High-performance computing is no longer exclusively the domain of the conglomerate or mega-corporation, with estimates showing that by 2020, analytics, database and IoT workloads will account for 22% of total business workloads.
With such a vast amount of information processed online, businesses are placing higher demands on their servers and IT resources, and increasingly looking to third-party data centres to support continuous growth and enhance productivity.
Until recently, corporate server rooms have traditionally been located on-site.
However, as more and more companies experience increasing demands on resources, the limitations of server rooms have resulted in a shift away from on-premises hosting, and a move to data centres to ease efficiency woes.
The workload involved in maintaining your own server room is a major drawback to many businesses, and the costs of investing in and managing on-site servers can be significant.
Keeping your network-local presents a major challenge to expanding businesses who require offsite networking capabilities, and other limitations in terms of physical space requirements, scalability to support growth, and maintaining ageing and depreciating hardware assets have seen businesses move away from on-site hosting.
For industries such as banking and education, where large amounts of sensitive data are constantly being generated, the efficiency and security offered by data centres make them the natural choice.
However, when choosing a third-party data centre, keep in mind that not all data centres are created equal.
There is a real opportunity for businesses to gain significant competitive advantages through high-performance computing.
High-density data centres can provide serious efficiency gains without an equally high price tag.
With computer processing trends suggesting that processing power will double each year for the foreseeable future, the capabilities of older, lower density data centres can quickly become stretched.
Many of these data centres were designed to support power consumption, measured in kilowatts, of between 2 to 5kW per cabinet.
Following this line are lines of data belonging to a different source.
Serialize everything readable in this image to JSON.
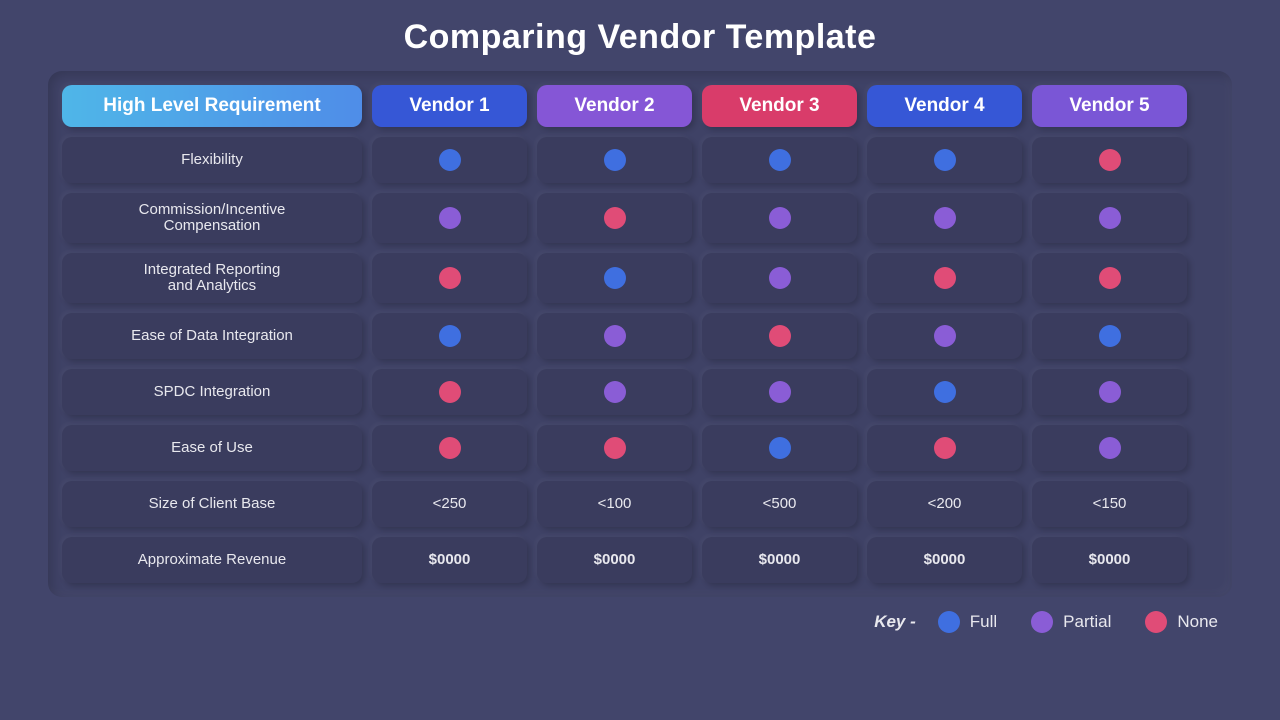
{
  "title": "Comparing Vendor Template",
  "colors": {
    "full": "#3f6fe0",
    "partial": "#8a5dd6",
    "none": "#e04c77",
    "req_header_bg": "linear-gradient(90deg,#4fb6e8,#4f8de8)",
    "vendor_bg": [
      "#3657d6",
      "#8556d6",
      "#d93c6a",
      "#3657d6",
      "#7a56d6"
    ]
  },
  "headers": {
    "requirement": "High Level Requirement",
    "vendors": [
      "Vendor 1",
      "Vendor 2",
      "Vendor 3",
      "Vendor 4",
      "Vendor 5"
    ]
  },
  "rows": [
    {
      "label": "Flexibility",
      "type": "dot",
      "values": [
        "full",
        "full",
        "full",
        "full",
        "none"
      ]
    },
    {
      "label": "Commission/Incentive\nCompensation",
      "type": "dot",
      "tall": true,
      "values": [
        "partial",
        "none",
        "partial",
        "partial",
        "partial"
      ]
    },
    {
      "label": "Integrated Reporting\nand Analytics",
      "type": "dot",
      "tall": true,
      "values": [
        "none",
        "full",
        "partial",
        "none",
        "none"
      ]
    },
    {
      "label": "Ease of Data Integration",
      "type": "dot",
      "values": [
        "full",
        "partial",
        "none",
        "partial",
        "full"
      ]
    },
    {
      "label": "SPDC Integration",
      "type": "dot",
      "values": [
        "none",
        "partial",
        "partial",
        "full",
        "partial"
      ]
    },
    {
      "label": "Ease of Use",
      "type": "dot",
      "values": [
        "none",
        "none",
        "full",
        "none",
        "partial"
      ]
    },
    {
      "label": "Size of Client Base",
      "type": "text",
      "values": [
        "<250",
        "<100",
        "<500",
        "<200",
        "<150"
      ]
    },
    {
      "label": "Approximate Revenue",
      "type": "text",
      "bold": true,
      "values": [
        "$0000",
        "$0000",
        "$0000",
        "$0000",
        "$0000"
      ]
    }
  ],
  "legend": {
    "prefix": "Key -",
    "items": [
      {
        "key": "full",
        "label": "Full"
      },
      {
        "key": "partial",
        "label": "Partial"
      },
      {
        "key": "none",
        "label": "None"
      }
    ]
  }
}
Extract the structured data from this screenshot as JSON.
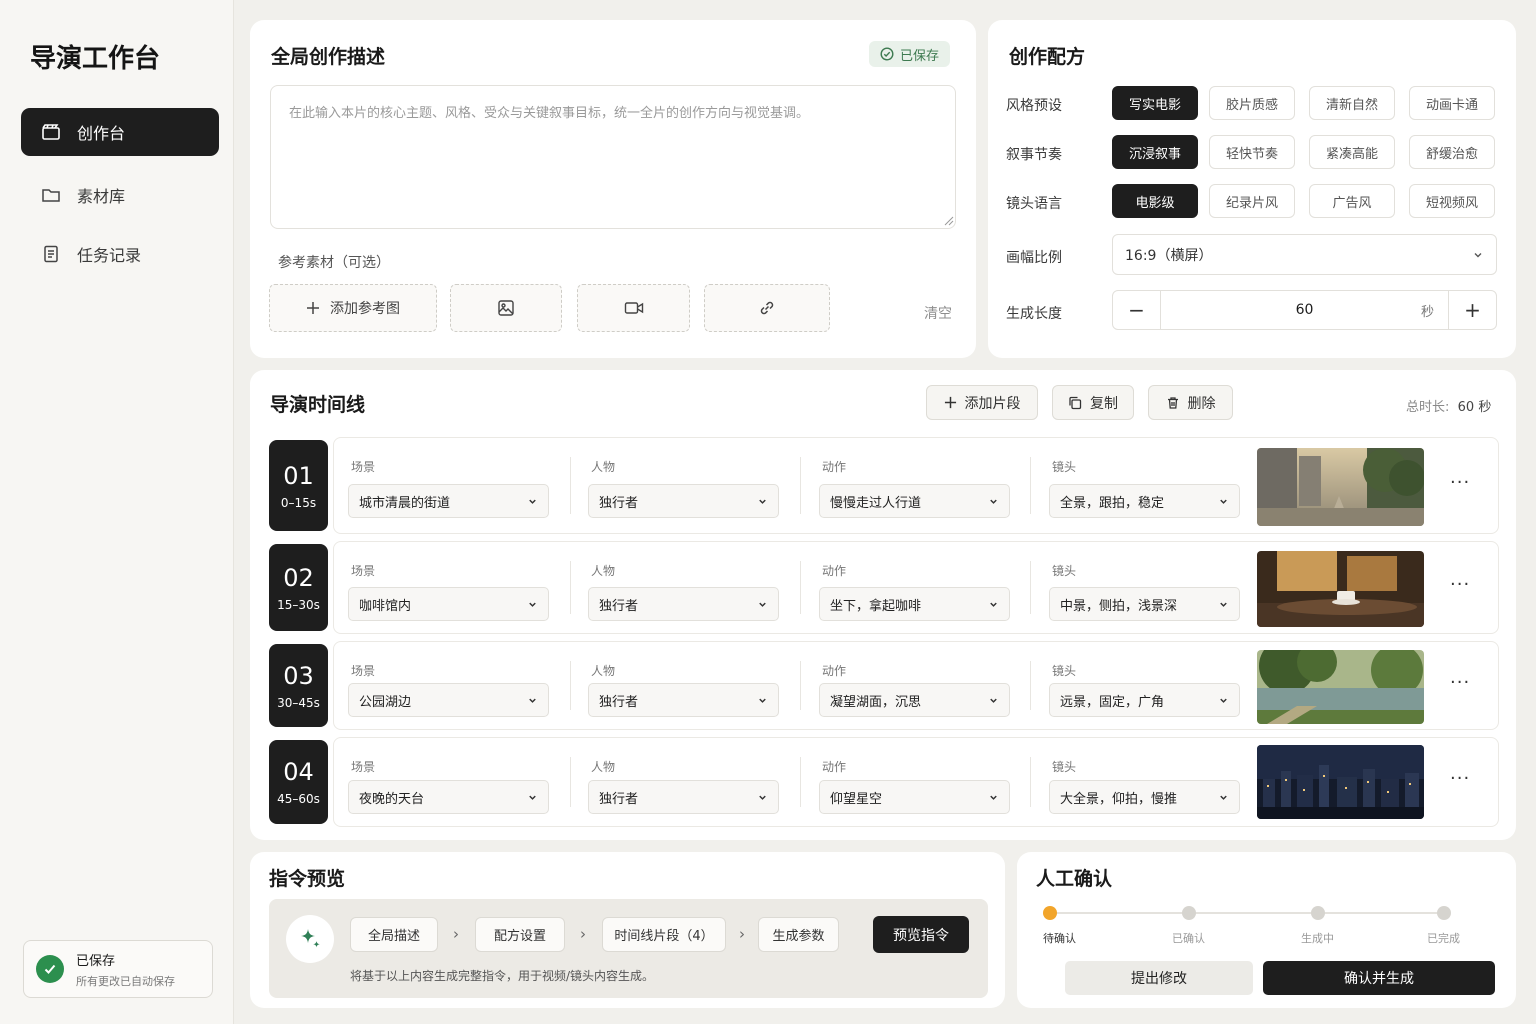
{
  "sidebar": {
    "title": "导演工作台",
    "items": [
      {
        "label": "创作台",
        "icon": "clapperboard-icon",
        "active": true
      },
      {
        "label": "素材库",
        "icon": "folder-icon",
        "active": false
      },
      {
        "label": "任务记录",
        "icon": "document-icon",
        "active": false
      }
    ],
    "saved": {
      "title": "已保存",
      "subtitle": "所有更改已自动保存"
    }
  },
  "global": {
    "title": "全局创作描述",
    "saved_badge": "已保存",
    "placeholder": "在此输入本片的核心主题、风格、受众与关键叙事目标，统一全片的创作方向与视觉基调。",
    "ref_label": "参考素材（可选）",
    "add_ref": "添加参考图",
    "clear": "清空"
  },
  "recipe": {
    "title": "创作配方",
    "style": {
      "label": "风格预设",
      "options": [
        "写实电影",
        "胶片质感",
        "清新自然",
        "动画卡通"
      ],
      "selected": 0
    },
    "rhythm": {
      "label": "叙事节奏",
      "options": [
        "沉浸叙事",
        "轻快节奏",
        "紧凑高能",
        "舒缓治愈"
      ],
      "selected": 0
    },
    "lens": {
      "label": "镜头语言",
      "options": [
        "电影级",
        "纪录片风",
        "广告风",
        "短视频风"
      ],
      "selected": 0
    },
    "ratio": {
      "label": "画幅比例",
      "value": "16:9（横屏）"
    },
    "length": {
      "label": "生成长度",
      "value": "60",
      "unit": "秒",
      "minus": "−",
      "plus": "+"
    }
  },
  "timeline": {
    "title": "导演时间线",
    "add_label": "添加片段",
    "copy_label": "复制",
    "delete_label": "删除",
    "total_label": "总时长:",
    "total_value": "60 秒",
    "field_labels": {
      "scene": "场景",
      "character": "人物",
      "action": "动作",
      "camera": "镜头"
    },
    "more": "···",
    "segments": [
      {
        "num": "01",
        "time": "0–15s",
        "scene": "城市清晨的街道",
        "character": "独行者",
        "action": "慢慢走过人行道",
        "camera": "全景，跟拍，稳定"
      },
      {
        "num": "02",
        "time": "15–30s",
        "scene": "咖啡馆内",
        "character": "独行者",
        "action": "坐下，拿起咖啡",
        "camera": "中景，侧拍，浅景深"
      },
      {
        "num": "03",
        "time": "30–45s",
        "scene": "公园湖边",
        "character": "独行者",
        "action": "凝望湖面，沉思",
        "camera": "远景，固定，广角"
      },
      {
        "num": "04",
        "time": "45–60s",
        "scene": "夜晚的天台",
        "character": "独行者",
        "action": "仰望星空",
        "camera": "大全景，仰拍，慢推"
      }
    ]
  },
  "preview": {
    "title": "指令预览",
    "crumbs": [
      "全局描述",
      "配方设置",
      "时间线片段（4）",
      "生成参数"
    ],
    "sep": "›",
    "button": "预览指令",
    "note": "将基于以上内容生成完整指令，用于视频/镜头内容生成。"
  },
  "confirm": {
    "title": "人工确认",
    "steps": [
      "待确认",
      "已确认",
      "生成中",
      "已完成"
    ],
    "current": 0,
    "revise": "提出修改",
    "confirm": "确认并生成"
  },
  "colors": {
    "accent_dark": "#1e1e1e",
    "success": "#2c8f4e",
    "progress_current": "#f2a52b",
    "background": "#f1f0ec"
  }
}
This presents a challenge for lower density data centres when scaling up, as they require more physical space to support additional racks and can quickly grow unmanageably large.
When factoring in the additional expenditure of supplemental cooling requirements, higher costs of real estate, and greater operational costs, low-density data centres run the risk of becoming financially unviable.
Today, the amount of data a centre is able to support is determined by density.
By increasing the available kW per cabinet, high-density data centres are able to provide the greater performance to clients without needing to take up additional space. High-density server racks are more expensive than low-density ones, but the savings in real estate and overall operational costs generally offset the additional expense, make high-density data centres the more financially stable option.
While data and data centres may not be something most give much thought to, they are the framework on which many businesses are built.
In a digital world, server downtime can have far-reaching consequences – everything from automatic payments, student work submission and communication through email and other digital platforms can be impacted, while customer satisfaction and business reputation can be negatively affected.
The risks to businesses when data isn’t properly secured are greater than ever before, with legislation around data breach notifications introduced in February 2018.
This legislation includes civil penalties of up to $340,000 for individuals and up to $1.7 million for businesses, along with the payment of compensation for damages or other remedies, for those who fail to correctly notify affected customers of any data breaches involving their personal information that might result in serious harm.
Interactive’s high-density data centres are supposedly built for serious computing power.
Featuring the latest in technology, power and environmental systems, their data centres have an uptime rating across the floor space of 99.98%, with an actual DC uptime of 100%, supposedly providing virtually uninterruptible performance.